Cutting costs is the shortest path to financial freedom. However, there are times when a little spending can produce big returns.

26 States That Won’t Tax Your Social Security This Year
26 States That Won’t Tax Your Social Security This Year

These states don’t tax any residents’ Social Security income whatsoever.

7 Surprising Ways Retirees Waste Their Savings
7 Surprising Ways Retirees Waste Their Savings

You can make your retirement money last a lot longer by avoiding these costly mistakes

How to Fix 6 Common Retirement Mistakes
How to Fix 6 Common Retirement Mistakes

Here’s how to strengthen your nest egg before or even during your golden years so these missteps don’t ruin your retirement.

View this page without ads

Help us produce more money-saving articles and videos by subscribing to a membership.

Get Started

Most Popular
7 Kirkland Signature Items to Avoid at Costco
7 Kirkland Signature Items to Avoid at Costco

Even if it seems you save a bundle buying Costco’s Kirkland Signature brand products, they may not be the bargain they appear to be.

How to Buy Gas At Costco Without a Membership
How to Buy Gas At Costco Without a Membership

The warehouse club often has some of the cheapest gas in town. Here’s how you can get it as a nonmember.

10 Things to Stop Buying If You Want a Clutter-Free Home
10 Things to Stop Buying If You Want a Clutter-Free Home

If you like to keep things simple, avoid these purchases.

A Simple Way to Silence Robocalls Today
A Simple Way to Silence Robocalls Today

A few steps can keep your phone from ringing when a spammer calls.

Prices Are Soaring on These 7 Items
Prices Are Soaring on These 7 Items

Some surprise price jumps are making life more difficult for consumers.

This Company Makes the Best Tires in America
This Company Makes the Best Tires in America

Driver satisfaction with tires is at an all-time high, but one brand stands out.

If You Find This Thrift Shopping, Buy It
If You Find This Thrift Shopping, Buy It

This iconic dinnerware is prized for everyday use as well as reselling for profit.

This Health Issue Can Hint at Dementia Years in Advance
This Health Issue Can Hint at Dementia Years in Advance

One type of pain is especially associated with cognitive decline.

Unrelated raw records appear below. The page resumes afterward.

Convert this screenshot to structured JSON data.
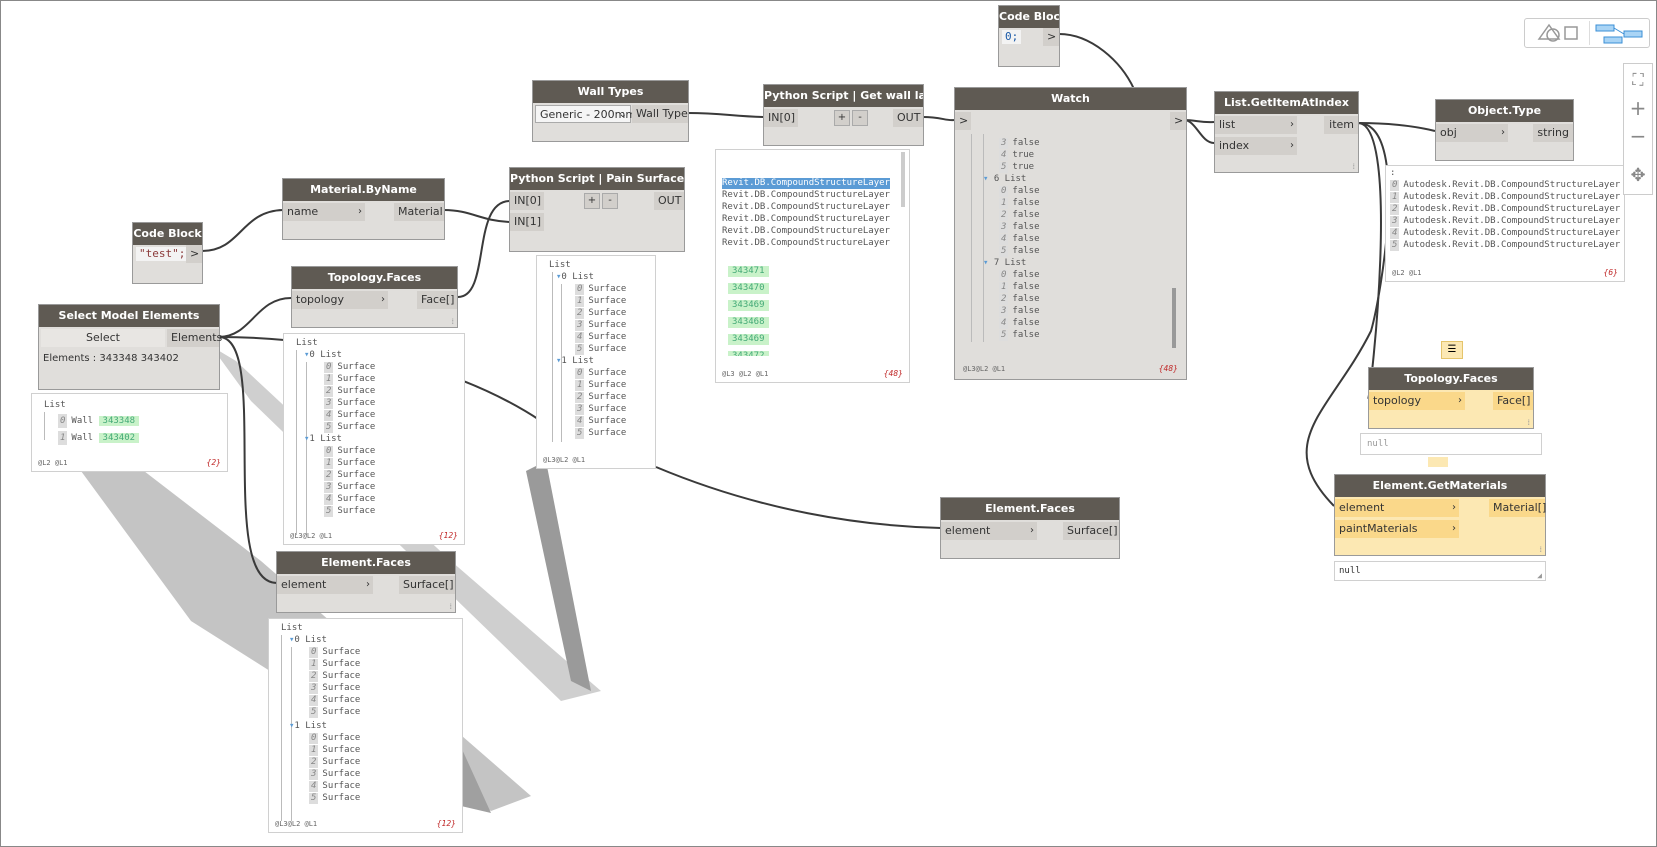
{
  "colors": {
    "node_header": "#5f5a53",
    "node_body": "#e0dedb",
    "port": "#d2cfcb",
    "selected_node": "#fce8b3",
    "wire": "#3a3a3a",
    "green_value": "#c9f2c9",
    "count": "#c02828"
  },
  "nodes": {
    "code_block_top": {
      "title": "Code Block",
      "code": "0;",
      "out": ">"
    },
    "wall_types": {
      "title": "Wall Types",
      "value": "Generic - 200mm",
      "out": "Wall Type"
    },
    "python_wall_layers": {
      "title": "Python Script | Get wall layers",
      "in0": "IN[0]",
      "plus": "+",
      "minus": "-",
      "out": "OUT"
    },
    "watch": {
      "title": "Watch",
      "in": ">",
      "out": ">"
    },
    "list_getitem": {
      "title": "List.GetItemAtIndex",
      "in_list": "list",
      "in_index": "index",
      "out": "item"
    },
    "object_type": {
      "title": "Object.Type",
      "in": "obj",
      "out": "string"
    },
    "material_byname": {
      "title": "Material.ByName",
      "in": "name",
      "out": "Material"
    },
    "python_paint": {
      "title": "Python Script | Pain Surface/Face",
      "in0": "IN[0]",
      "in1": "IN[1]",
      "plus": "+",
      "minus": "-",
      "out": "OUT"
    },
    "code_block_test": {
      "title": "Code Block",
      "code": "\"test\";",
      "out": ">"
    },
    "topology_faces_1": {
      "title": "Topology.Faces",
      "in": "topology",
      "out": "Face[]"
    },
    "select_model": {
      "title": "Select Model Elements",
      "button": "Select",
      "out": "Elements",
      "info": "Elements : 343348 343402"
    },
    "element_faces_1": {
      "title": "Element.Faces",
      "in": "element",
      "out": "Surface[]"
    },
    "element_faces_2": {
      "title": "Element.Faces",
      "in": "element",
      "out": "Surface[]"
    },
    "topology_faces_2": {
      "title": "Topology.Faces",
      "in": "topology",
      "out": "Face[]"
    },
    "element_getmaterials": {
      "title": "Element.GetMaterials",
      "in_element": "element",
      "in_paint": "paintMaterials",
      "out": "Material[]"
    }
  },
  "previews": {
    "select_model": {
      "head": "List",
      "rows": [
        [
          "0",
          "Wall",
          "343348"
        ],
        [
          "1",
          "Wall",
          "343402"
        ]
      ],
      "levels": "@L2 @L1",
      "count": "{2}"
    },
    "topology_faces_1": {
      "head": "List",
      "sub0": "0 List",
      "sub1": "1 List",
      "items": [
        "Surface",
        "Surface",
        "Surface",
        "Surface",
        "Surface",
        "Surface"
      ],
      "idx": [
        "0",
        "1",
        "2",
        "3",
        "4",
        "5"
      ],
      "levels": "@L3@L2 @L1",
      "count": "{12}"
    },
    "python_paint": {
      "head": "List",
      "sub0": "0 List",
      "sub1": "1 List",
      "items": [
        "Surface",
        "Surface",
        "Surface",
        "Surface",
        "Surface",
        "Surface"
      ],
      "idx": [
        "0",
        "1",
        "2",
        "3",
        "4",
        "5"
      ],
      "levels": "@L3@L2 @L1"
    },
    "element_faces_1": {
      "head": "List",
      "sub0": "0 List",
      "sub1": "1 List",
      "items": [
        "Surface",
        "Surface",
        "Surface",
        "Surface",
        "Surface",
        "Surface"
      ],
      "idx": [
        "0",
        "1",
        "2",
        "3",
        "4",
        "5"
      ],
      "levels": "@L3@L2 @L1",
      "count": "{12}"
    },
    "python_wall_layers": {
      "layers": [
        "Revit.DB.CompoundStructureLayer",
        "Revit.DB.CompoundStructureLayer",
        "Revit.DB.CompoundStructureLayer",
        "Revit.DB.CompoundStructureLayer",
        "Revit.DB.CompoundStructureLayer",
        "Revit.DB.CompoundStructureLayer"
      ],
      "ids": [
        "343471",
        "343470",
        "343469",
        "343468",
        "343469",
        "343472"
      ],
      "levels": "@L3 @L2 @L1",
      "count": "{48}"
    },
    "watch": {
      "rows": [
        [
          "3",
          "false"
        ],
        [
          "4",
          "true"
        ],
        [
          "5",
          "true"
        ]
      ],
      "list6": "6 List",
      "list6_rows": [
        [
          "0",
          "false"
        ],
        [
          "1",
          "false"
        ],
        [
          "2",
          "false"
        ],
        [
          "3",
          "false"
        ],
        [
          "4",
          "false"
        ],
        [
          "5",
          "false"
        ]
      ],
      "list7": "7 List",
      "list7_rows": [
        [
          "0",
          "false"
        ],
        [
          "1",
          "false"
        ],
        [
          "2",
          "false"
        ],
        [
          "3",
          "false"
        ],
        [
          "4",
          "false"
        ],
        [
          "5",
          "false"
        ]
      ],
      "levels": "@L3@L2 @L1",
      "count": "{48}"
    },
    "object_type": {
      "head": ":",
      "rows": [
        [
          "0",
          "Autodesk.Revit.DB.CompoundStructureLayer"
        ],
        [
          "1",
          "Autodesk.Revit.DB.CompoundStructureLayer"
        ],
        [
          "2",
          "Autodesk.Revit.DB.CompoundStructureLayer"
        ],
        [
          "3",
          "Autodesk.Revit.DB.CompoundStructureLayer"
        ],
        [
          "4",
          "Autodesk.Revit.DB.CompoundStructureLayer"
        ],
        [
          "5",
          "Autodesk.Revit.DB.CompoundStructureLayer"
        ]
      ],
      "levels": "@L2 @L1",
      "count": "{6}"
    },
    "topology_faces_2": {
      "value": "null"
    },
    "element_getmaterials": {
      "value": "null"
    }
  },
  "toolbar": {
    "icons": [
      "geometry-view-icon",
      "graph-view-icon"
    ]
  },
  "zoom_controls": {
    "icons": [
      "zoom-fit-icon",
      "zoom-in-icon",
      "zoom-out-icon",
      "pan-icon"
    ]
  }
}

Can I Switch to Spousal Social Security Benefits When My Ex Dies?
Can I Switch to Spousal Social Security Benefits When My Ex Dies?

Knowing when to claim can help you maximize benefits.

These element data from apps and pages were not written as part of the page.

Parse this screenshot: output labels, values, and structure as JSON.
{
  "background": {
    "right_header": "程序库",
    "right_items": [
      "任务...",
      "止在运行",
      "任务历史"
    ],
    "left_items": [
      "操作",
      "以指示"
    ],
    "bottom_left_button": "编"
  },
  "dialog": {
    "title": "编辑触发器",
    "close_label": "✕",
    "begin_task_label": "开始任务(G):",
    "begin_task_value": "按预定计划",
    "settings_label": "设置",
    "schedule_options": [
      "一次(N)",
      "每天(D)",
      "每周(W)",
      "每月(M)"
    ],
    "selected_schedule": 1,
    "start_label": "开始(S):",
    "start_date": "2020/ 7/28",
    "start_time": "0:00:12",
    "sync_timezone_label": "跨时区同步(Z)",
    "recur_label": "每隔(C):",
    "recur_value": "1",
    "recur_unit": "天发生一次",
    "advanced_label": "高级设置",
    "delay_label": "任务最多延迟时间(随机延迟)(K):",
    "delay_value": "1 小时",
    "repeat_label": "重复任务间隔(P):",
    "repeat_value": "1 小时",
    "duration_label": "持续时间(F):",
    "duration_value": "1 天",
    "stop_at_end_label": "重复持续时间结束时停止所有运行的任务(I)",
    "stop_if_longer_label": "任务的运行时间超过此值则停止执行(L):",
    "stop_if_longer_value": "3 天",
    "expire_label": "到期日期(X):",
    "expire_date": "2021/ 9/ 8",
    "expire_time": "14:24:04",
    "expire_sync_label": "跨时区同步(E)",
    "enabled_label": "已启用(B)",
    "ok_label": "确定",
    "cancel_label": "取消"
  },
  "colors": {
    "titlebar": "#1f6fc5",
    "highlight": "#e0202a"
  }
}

Medicare Will Not Cover These 6 Medical Costs
Medicare Will Not Cover These 6 Medical Costs

Don’t let these health care expenses catch you off guard in retirement.

8 Things You Should Always Buy on Amazon
8 Things You Should Always Buy on Amazon

The giant retailer shines when it comes to these things, from basics to hard-to-find specialty goods.

Beware This Hidden Ingredient in Rotisserie Chicken
Beware This Hidden Ingredient in Rotisserie Chicken

Something foul may lurk in those delicious, ready-to-eat birds.

7 Home Improvements That Cost a Lot More in 2021
7 Home Improvements That Cost a Lot More in 2021

These projects will take a bigger bite out of your budget than in the recent past.

5 Ways to Get Amazon Prime for Free
5 Ways to Get Amazon Prime for Free

Hesitant to drop $119 a year on an Amazon Prime membership? Here’s how to get it for free.

5 Ways to Fill Your Pantry With Free Food
5 Ways to Fill Your Pantry With Free Food

Anyone can take advantage of these resources.

5 States With the Worst Health Care for Retirees
5 States With the Worst Health Care for Retirees

All of these states are located in the same region of the nation.

7 Big Purchases You Should Never Make
7 Big Purchases You Should Never Make

Sometimes a big-ticket purchase is nothing more than a big waste of money.

3 Ways to Get Microsoft Office for Free
3 Ways to Get Microsoft Office for Free

With a little ingenuity, you can cut Office costs to zero.

6 Reasons You Should Stop Hiding Cash at Home
6 Reasons You Should Stop Hiding Cash at Home

Stashing money around the house is anything but harmless.

View More Articles

View this page without ads

Help us produce more money-saving articles and videos by subscribing to a membership.

Get Started

Add a Comment

Our Policy: We welcome relevant and respectful comments in order to foster healthy and informative discussions. All other comments may be removed. Comments with links are automatically held for moderation.